App and web page records:
▼

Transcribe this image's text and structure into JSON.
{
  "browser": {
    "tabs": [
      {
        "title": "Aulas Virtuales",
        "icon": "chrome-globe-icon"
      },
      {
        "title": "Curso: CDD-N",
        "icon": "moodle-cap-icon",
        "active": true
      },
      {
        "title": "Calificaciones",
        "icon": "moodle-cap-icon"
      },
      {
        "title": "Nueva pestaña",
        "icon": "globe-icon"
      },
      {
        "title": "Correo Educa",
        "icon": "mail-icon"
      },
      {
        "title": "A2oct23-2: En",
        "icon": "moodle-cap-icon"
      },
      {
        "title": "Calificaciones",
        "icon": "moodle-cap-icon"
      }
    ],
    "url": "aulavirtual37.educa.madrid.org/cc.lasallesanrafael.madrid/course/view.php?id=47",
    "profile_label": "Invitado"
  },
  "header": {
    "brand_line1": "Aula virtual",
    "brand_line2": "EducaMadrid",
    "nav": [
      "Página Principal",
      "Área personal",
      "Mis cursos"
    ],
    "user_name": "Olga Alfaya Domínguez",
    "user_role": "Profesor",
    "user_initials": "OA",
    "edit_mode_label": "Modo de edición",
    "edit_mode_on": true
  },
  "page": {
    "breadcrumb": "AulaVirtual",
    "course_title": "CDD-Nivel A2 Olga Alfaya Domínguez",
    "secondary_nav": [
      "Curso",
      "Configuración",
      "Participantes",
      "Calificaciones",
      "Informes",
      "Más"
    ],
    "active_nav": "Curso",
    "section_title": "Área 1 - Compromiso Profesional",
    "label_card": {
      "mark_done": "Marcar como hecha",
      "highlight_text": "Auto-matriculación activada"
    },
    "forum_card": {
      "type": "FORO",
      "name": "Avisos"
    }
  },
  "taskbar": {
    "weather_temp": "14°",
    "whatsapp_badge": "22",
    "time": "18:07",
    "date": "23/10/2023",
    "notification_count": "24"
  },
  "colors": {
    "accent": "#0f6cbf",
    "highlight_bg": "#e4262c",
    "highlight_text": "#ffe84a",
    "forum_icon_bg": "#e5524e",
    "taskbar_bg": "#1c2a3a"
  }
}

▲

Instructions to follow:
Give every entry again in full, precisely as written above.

Solution to this exercise:
Transcribe this image's text and structure into JSON.
{
  "browser": {
    "tabs": [
      {
        "title": "Aulas Virtuales",
        "icon": "chrome-globe-icon"
      },
      {
        "title": "Curso: CDD-N",
        "icon": "moodle-cap-icon",
        "active": true
      },
      {
        "title": "Calificaciones",
        "icon": "moodle-cap-icon"
      },
      {
        "title": "Nueva pestaña",
        "icon": "globe-icon"
      },
      {
        "title": "Correo Educa",
        "icon": "mail-icon"
      },
      {
        "title": "A2oct23-2: En",
        "icon": "moodle-cap-icon"
      },
      {
        "title": "Calificaciones",
        "icon": "moodle-cap-icon"
      }
    ],
    "url": "aulavirtual37.educa.madrid.org/cc.lasallesanrafael.madrid/course/view.php?id=47",
    "profile_label": "Invitado"
  },
  "header": {
    "brand_line1": "Aula virtual",
    "brand_line2": "EducaMadrid",
    "nav": [
      "Página Principal",
      "Área personal",
      "Mis cursos"
    ],
    "user_name": "Olga Alfaya Domínguez",
    "user_role": "Profesor",
    "user_initials": "OA",
    "edit_mode_label": "Modo de edición",
    "edit_mode_on": true
  },
  "page": {
    "breadcrumb": "AulaVirtual",
    "course_title": "CDD-Nivel A2 Olga Alfaya Domínguez",
    "secondary_nav": [
      "Curso",
      "Configuración",
      "Participantes",
      "Calificaciones",
      "Informes",
      "Más"
    ],
    "active_nav": "Curso",
    "section_title": "Área 1 - Compromiso Profesional",
    "label_card": {
      "mark_done": "Marcar como hecha",
      "highlight_text": "Auto-matriculación activada"
    },
    "forum_card": {
      "type": "FORO",
      "name": "Avisos"
    }
  },
  "taskbar": {
    "weather_temp": "14°",
    "whatsapp_badge": "22",
    "time": "18:07",
    "date": "23/10/2023",
    "notification_count": "24"
  },
  "colors": {
    "accent": "#0f6cbf",
    "highlight_bg": "#e4262c",
    "highlight_text": "#ffe84a",
    "forum_icon_bg": "#e5524e",
    "taskbar_bg": "#1c2a3a"
  }
}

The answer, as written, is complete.